[Source data Boundary: Start]

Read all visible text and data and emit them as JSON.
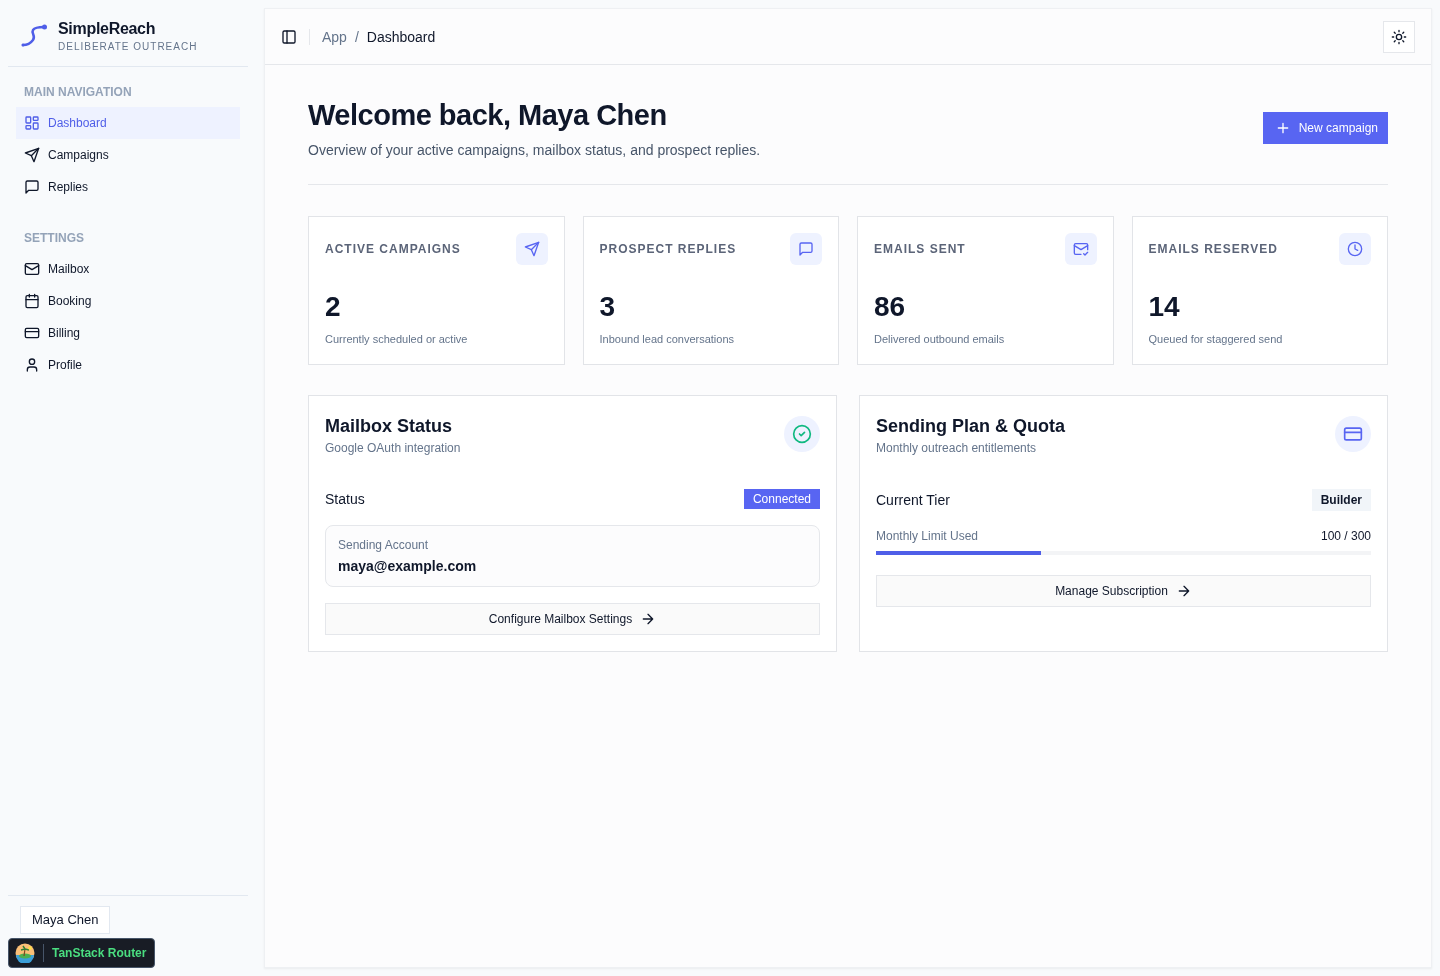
{
  "brand": {
    "name": "SimpleReach",
    "tagline": "DELIBERATE OUTREACH"
  },
  "nav_sections": [
    {
      "title": "MAIN NAVIGATION",
      "items": [
        {
          "label": "Dashboard",
          "selected": true
        },
        {
          "label": "Campaigns",
          "selected": false
        },
        {
          "label": "Replies",
          "selected": false
        }
      ]
    },
    {
      "title": "SETTINGS",
      "items": [
        {
          "label": "Mailbox",
          "selected": false
        },
        {
          "label": "Booking",
          "selected": false
        },
        {
          "label": "Billing",
          "selected": false
        },
        {
          "label": "Profile",
          "selected": false
        }
      ]
    }
  ],
  "user": {
    "name": "Maya Chen"
  },
  "devtools_badge": {
    "label": "TanStack Router"
  },
  "breadcrumbs": {
    "items": [
      "App",
      "Dashboard"
    ],
    "separator": "/"
  },
  "page": {
    "title": "Welcome back, Maya Chen",
    "subtitle": "Overview of your active campaigns, mailbox status, and prospect replies.",
    "primary_button": "New campaign"
  },
  "stats": [
    {
      "label": "ACTIVE CAMPAIGNS",
      "value": "2",
      "caption": "Currently scheduled or active"
    },
    {
      "label": "PROSPECT REPLIES",
      "value": "3",
      "caption": "Inbound lead conversations"
    },
    {
      "label": "EMAILS SENT",
      "value": "86",
      "caption": "Delivered outbound emails"
    },
    {
      "label": "EMAILS RESERVED",
      "value": "14",
      "caption": "Queued for staggered send"
    }
  ],
  "mailbox_card": {
    "title": "Mailbox Status",
    "subtitle": "Google OAuth integration",
    "status_label": "Status",
    "status_badge": "Connected",
    "account_label": "Sending Account",
    "account_value": "maya@example.com",
    "button": "Configure Mailbox Settings"
  },
  "plan_card": {
    "title": "Sending Plan & Quota",
    "subtitle": "Monthly outreach entitlements",
    "tier_label": "Current Tier",
    "tier_badge": "Builder",
    "usage_label": "Monthly Limit Used",
    "usage_reading": "100 / 300",
    "level": 0.3333,
    "button": "Manage Subscription"
  }
}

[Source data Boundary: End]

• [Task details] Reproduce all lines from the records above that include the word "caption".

• [Answer to this problem]
      "caption": "Currently scheduled or active"
      "caption": "Inbound lead conversations"
      "caption": "Delivered outbound emails"
      "caption": "Queued for staggered send"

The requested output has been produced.